Probiotics and Skin Health
What are Probiotics?
The World Health Organization (WHO) defines probiotics as “live microorganisms which when administered in adequate amounts confer a health benefit on the host.” In order to be labeled a probiotic, scientific evidence for a health benefit would have to be documented. Probiotics can be bacteria, fungus or yeast. The use of probiotics has been proposed for a long time and there were varying quality of evidence. However, over the last few years better quality studies utilizing modern research techniques have become available. More and more evidence has been generated showing probiotics can be helpful to specific health conditions.
Of great interest to us has been the relationship between the Gut-Skin Axis and that can affect certain skin conditions. After many many months of research, we are excited to welcome 3 new products to Newport Beach Dermatology and Plastic Surgery.
This blog is dedicated to reviewing the three new probiotics. We have another blog called “How to Pick Your Supplements” which goes in depth on how and why we chose the Metagenics brand. Another upcoming blog “The Real Real” talks about authenticity in products and how we are ensuring we provide only real products to our patients.
What do Probiotics do?
Different probiotics work differently but their general functions include:
Helping your body maintain a healthy community of microorganisms or help your body’s community of microorganisms return to a healthy state after being disturbed. Common disturbances include: sickness, antibiotics and dietary intake. These benefits are considered general genus benefits.
Species-specific mechanisms can include: vitamin synthesis, gut barrier synthesis, skin barrier synthesis, bile salt metabolism, enzymatic activity, and toxin neutralization.
One of the biggest most beneficial elements of probiotics is to retrain your body’s immune system response which is especially helpful for inflammatory conditions such as acne, psoriasis and atopic dermatitis (eczema). This is where strain specific mechanism come into play. Specific strains can affect cytokine production and the immune, endocrine and nervous systems.
How do I decipher the names of thee probiotics on my bottle? Flashbacks to high school biology ahead!
You might look at a label and see something like: Lactobacillus acidophilus NCFM or L. Acidophilus NCFM. Wow! That’s a mouthful and what does it even mean. The Lactobacillus is the genus and Acidophilus is the species and the NCFM is the strain. The higher end, more researched probiotics even break the species down into strains. I like to think of these in terms of family. The genus is like a family name which includes aunts, uncles etc. The genus of Lactobacillus is one of the most popular and widely studied of all probiotics. While all family members of the Lactobacillus genus share some common characteristics, like colonizing in the small intestine. The species are the probiotics immediate family members (like siblings) who are closer in characteristics and traits but have different abilities and different purposes. The strain is the most precise level of identification (like an individual’s names). Strains have unique properties but remain identifiable as members of the family. The two most widely studied and supported genera are the Lactobacillus and Bifidobacterium. Lactobacillus mainly colonizes in the small intestine and Bifidobacterium mainly in the large intestine.

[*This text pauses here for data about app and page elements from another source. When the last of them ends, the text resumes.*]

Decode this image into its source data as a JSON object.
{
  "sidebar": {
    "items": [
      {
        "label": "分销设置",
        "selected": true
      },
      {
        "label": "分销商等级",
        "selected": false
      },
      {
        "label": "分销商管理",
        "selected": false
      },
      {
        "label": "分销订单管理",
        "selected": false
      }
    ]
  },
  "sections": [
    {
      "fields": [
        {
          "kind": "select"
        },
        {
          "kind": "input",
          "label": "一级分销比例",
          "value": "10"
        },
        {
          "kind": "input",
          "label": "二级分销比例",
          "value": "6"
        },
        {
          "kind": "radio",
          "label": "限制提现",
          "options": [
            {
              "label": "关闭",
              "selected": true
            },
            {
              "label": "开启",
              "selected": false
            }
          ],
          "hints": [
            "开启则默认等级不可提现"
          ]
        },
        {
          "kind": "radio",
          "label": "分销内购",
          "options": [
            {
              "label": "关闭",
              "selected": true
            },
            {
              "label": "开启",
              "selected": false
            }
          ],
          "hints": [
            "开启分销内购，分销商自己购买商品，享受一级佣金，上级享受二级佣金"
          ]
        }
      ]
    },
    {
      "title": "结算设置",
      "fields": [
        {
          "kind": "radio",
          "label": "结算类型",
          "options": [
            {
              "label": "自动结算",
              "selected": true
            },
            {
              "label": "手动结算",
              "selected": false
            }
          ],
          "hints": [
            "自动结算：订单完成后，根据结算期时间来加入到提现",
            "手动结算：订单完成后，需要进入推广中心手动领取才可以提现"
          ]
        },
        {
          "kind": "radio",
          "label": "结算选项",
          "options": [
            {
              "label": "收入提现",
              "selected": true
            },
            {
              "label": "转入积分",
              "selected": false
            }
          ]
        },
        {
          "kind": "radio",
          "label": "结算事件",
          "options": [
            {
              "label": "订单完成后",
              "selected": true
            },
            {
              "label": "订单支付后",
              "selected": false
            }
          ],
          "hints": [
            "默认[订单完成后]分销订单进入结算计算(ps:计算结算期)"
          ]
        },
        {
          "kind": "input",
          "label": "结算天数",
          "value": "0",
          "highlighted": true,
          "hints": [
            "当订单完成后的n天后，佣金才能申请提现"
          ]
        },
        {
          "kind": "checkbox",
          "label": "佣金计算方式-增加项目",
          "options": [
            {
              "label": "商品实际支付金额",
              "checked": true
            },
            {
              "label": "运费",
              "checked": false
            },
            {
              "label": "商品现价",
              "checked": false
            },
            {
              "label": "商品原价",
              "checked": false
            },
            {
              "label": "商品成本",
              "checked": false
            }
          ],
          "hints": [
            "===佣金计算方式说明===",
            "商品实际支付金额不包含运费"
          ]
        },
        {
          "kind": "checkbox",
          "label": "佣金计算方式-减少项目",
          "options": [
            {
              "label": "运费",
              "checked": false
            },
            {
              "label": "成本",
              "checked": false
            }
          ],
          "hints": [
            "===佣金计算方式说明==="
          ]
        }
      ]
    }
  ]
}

What are colony counts and why do they matter?
When you look at probiotic bottles you will see a number followed by CFU. This indicates the number of colony forming units which is the number of viable cells; however, higher CFU counts do not necessarily mean more health benefits. CFU number vary by the genus and species. They are merely a guideline for consumers.
Our new products are:
UlltraFlora Spectrum contains the strain L. acidophilus NCFM. This strain is especially helpful for acne and psoriasis symptoms. The UltraFlora Spectrum also helps with upper and lower GI health support along with immune support. The regime is one capsule daily for 3-4 months and then evaluation in clinic for down titration. This regime when combined with a specific vitamin A regime is especially helpful for acne.
UltraFlora Acute Care contains the strain L. Rhamnosus HN001. This strain is known for helping to improve atopic dermatitis/eczema symptoms. L. Rhamnosus is one of the most widely studies species. WHO supports the use of probiotics in pregnant and nursing women to reduce the risk of producing atopic children. A study compared children 6 months- 9 years using probiotics compared to not using probiotics. Use of probiotics significantly reduced the incidence of eczema. UltraFlora Acute Care also support immune system health, relief for acute bowel distress and relief from loose stools.
Which is targeted to support gastrointestinal and immune health and for symptoms for atopic dermatitis in kids.
Dermatology, Health and Wellness
Probiotics and Why They Matter to Your Skin-Michele Westendorf, NP-C
Probiotics and Skin Health